How UV Lights Improve Indoor Air Quality

UV light systems emit low levels of ultraviolet radiation to kill or control a host of germs, house mold, bacteria, and viruses. UV systems accomplish this by altering the cell structure of microorganisms which renders them unable to reproduce.

While outdoor air is cleansed by the sun and vegetation, the indoor air of many households is sealed up to save energy and becomes a stuffy breeding ground for harmful contaminants. A proactive approach to clean indoor air is necessary if you want healthful air to breathe in your home.

Installation and Maintenance

UV light systems consist of one to three UV light bulbs that are installed inside the air ducts. The best location for UV lights is near the evaporator coil. The evaporator produces a large amount of condensate. The moisture and darkness provide ideal conditions for the growth of mold, bacteria, and other microorganisms.

For the best results, install one UV light inside the A-frame type evaporator and two bulbs on the exterior tubing of the evaporator. As airflow streams through the tubing, it is disinfected by the lights. Additionally, UV light systems protect supply ducts from contamination, which helps prevent odors and re-contamination to the living spaces.

Installation only takes an hour or two. Since the lights are completely concealed inside the air ducts, they won’t harm people or pets. Maintenance is as simple as changing the bulbs every two or three years, which can be performed during HVAC preventive maintenance.

If you want to prevent the spread of mold and germs in your HVAC system and San Diego area home, contact the indoor air quality experts at Sherlock Heating & Air Conditioning today for more information about UV lights.

Our goal is to help educate our customers in the greater San Diego and San Marcos, California area about energy and home comfort issues (specific to HVAC systems).

Credit/Copyright Attribution: “Plume Photography/Shutterstock”

Think Indoor Air Isn’t as Polluted as Outdoor Air? Think Again

Think Indoor Air Isn't as Polluted as Outdoor Air? Think AgainGiven the amount of vehicle traffic that contributes to bad air quality in San Diego, it’s easy to assume that indoor air pollution is minor compared to what’s outside.
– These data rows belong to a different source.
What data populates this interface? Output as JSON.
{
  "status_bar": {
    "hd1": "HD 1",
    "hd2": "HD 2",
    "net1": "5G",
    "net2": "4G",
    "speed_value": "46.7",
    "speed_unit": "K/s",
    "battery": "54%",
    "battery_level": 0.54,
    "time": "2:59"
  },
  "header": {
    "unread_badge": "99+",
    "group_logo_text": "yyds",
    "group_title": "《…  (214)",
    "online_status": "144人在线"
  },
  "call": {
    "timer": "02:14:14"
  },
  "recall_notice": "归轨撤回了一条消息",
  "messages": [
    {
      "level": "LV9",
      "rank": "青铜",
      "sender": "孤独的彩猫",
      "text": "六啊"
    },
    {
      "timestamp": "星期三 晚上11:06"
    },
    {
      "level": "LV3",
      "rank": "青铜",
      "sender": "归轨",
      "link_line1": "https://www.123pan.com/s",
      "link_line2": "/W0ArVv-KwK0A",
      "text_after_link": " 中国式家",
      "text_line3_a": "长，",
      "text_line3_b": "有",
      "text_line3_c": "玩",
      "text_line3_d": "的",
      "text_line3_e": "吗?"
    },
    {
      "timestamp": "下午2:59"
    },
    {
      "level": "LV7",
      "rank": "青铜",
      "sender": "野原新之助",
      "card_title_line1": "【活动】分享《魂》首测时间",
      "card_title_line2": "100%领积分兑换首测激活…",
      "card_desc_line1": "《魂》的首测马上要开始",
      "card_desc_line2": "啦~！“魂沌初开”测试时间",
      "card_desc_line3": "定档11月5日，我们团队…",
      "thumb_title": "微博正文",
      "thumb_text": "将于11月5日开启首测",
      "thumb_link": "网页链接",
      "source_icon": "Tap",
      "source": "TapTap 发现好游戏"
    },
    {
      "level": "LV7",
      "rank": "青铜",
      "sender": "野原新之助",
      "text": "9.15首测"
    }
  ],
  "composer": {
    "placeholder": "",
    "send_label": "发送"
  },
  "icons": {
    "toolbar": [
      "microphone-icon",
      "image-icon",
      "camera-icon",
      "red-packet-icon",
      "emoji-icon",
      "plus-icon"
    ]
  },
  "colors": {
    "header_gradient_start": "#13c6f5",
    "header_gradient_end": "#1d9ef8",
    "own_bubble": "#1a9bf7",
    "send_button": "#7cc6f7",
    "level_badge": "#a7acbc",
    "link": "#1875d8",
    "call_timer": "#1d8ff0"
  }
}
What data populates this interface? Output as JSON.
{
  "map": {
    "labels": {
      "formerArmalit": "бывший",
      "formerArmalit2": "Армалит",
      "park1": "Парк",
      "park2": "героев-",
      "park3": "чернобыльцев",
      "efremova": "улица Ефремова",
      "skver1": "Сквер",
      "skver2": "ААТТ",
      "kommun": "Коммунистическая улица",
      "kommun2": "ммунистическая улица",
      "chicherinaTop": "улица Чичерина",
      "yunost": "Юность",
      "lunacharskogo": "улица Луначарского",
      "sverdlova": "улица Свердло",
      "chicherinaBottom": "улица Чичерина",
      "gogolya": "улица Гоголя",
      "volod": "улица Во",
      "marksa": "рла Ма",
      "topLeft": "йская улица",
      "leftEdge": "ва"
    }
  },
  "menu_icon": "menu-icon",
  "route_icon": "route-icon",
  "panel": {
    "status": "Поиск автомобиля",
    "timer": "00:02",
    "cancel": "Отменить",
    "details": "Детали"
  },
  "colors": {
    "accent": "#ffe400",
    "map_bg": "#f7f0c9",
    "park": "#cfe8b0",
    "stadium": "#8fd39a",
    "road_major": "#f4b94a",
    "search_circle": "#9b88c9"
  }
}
But in reality, the air you breathe indoors may be among the most toxic you encounter, according to the Environmental Protection Agency (EPA).

A recent nationwide study found that while 91 percent of survey respondents believe high air quality is essential for good health, 76 percent used products in their homes that degrade indoor air quality (IAQ). A full 57 percent didn’t change the HVAC system’s air filter regularly to alleviate airborne allergies or control airborne particulates.

Achieving healthy indoor air isn’t difficult or expensive, especially if you use your central cooling and heating system as part of a whole-house approach. Here are some tips to start with.

Improve Ventilation

Use exhaust fans in the kitchen and bath to pull out excessive humidity. You can also use an energy recovery ventilator (ERV) as part of your HVAC system to exhaust stale indoor air and replace it with fresh air. ERVs capture the energy in the outgoing air and put it into the incoming air, making them an energy efficient approach to reduce indoor air pollution.

Reduce the Amount of VOCs in Your Home

Cleaning products, paint, new flooring, many cleaning products, dry cleaning and vinyl products contain volatile organic compounds (VOCs), which can lead to damaging health effects. Look for products with a clean air label or labeled as no or low VOCs. Ultraviolet (UV) lights inside the air handler and ductwork can neutralize the toxicity of VOCs and help control the spread of viruses and bacteria.

Change Air Filters Regularly

Change the HVAC system’s air filter on a regular basis to keep IAQ higher. A clean filter will trap more airborne particulates like pollen, dust and pet dander, reducing the severity of allergies and asthma.

For more information on indoor air pollution, contact Sherlock Heating & Air Conditioning. We prouldy provide outstanding HVAC and IAQ services for homeowners in the San Marcos area.

Our goal is to help educate our customers in the greater San Diego and San Marcos, California area about energy and home comfort issues (specific to HVAC systems).

Credit/Copyright Attribution: “Risto Viita/Shutterstock”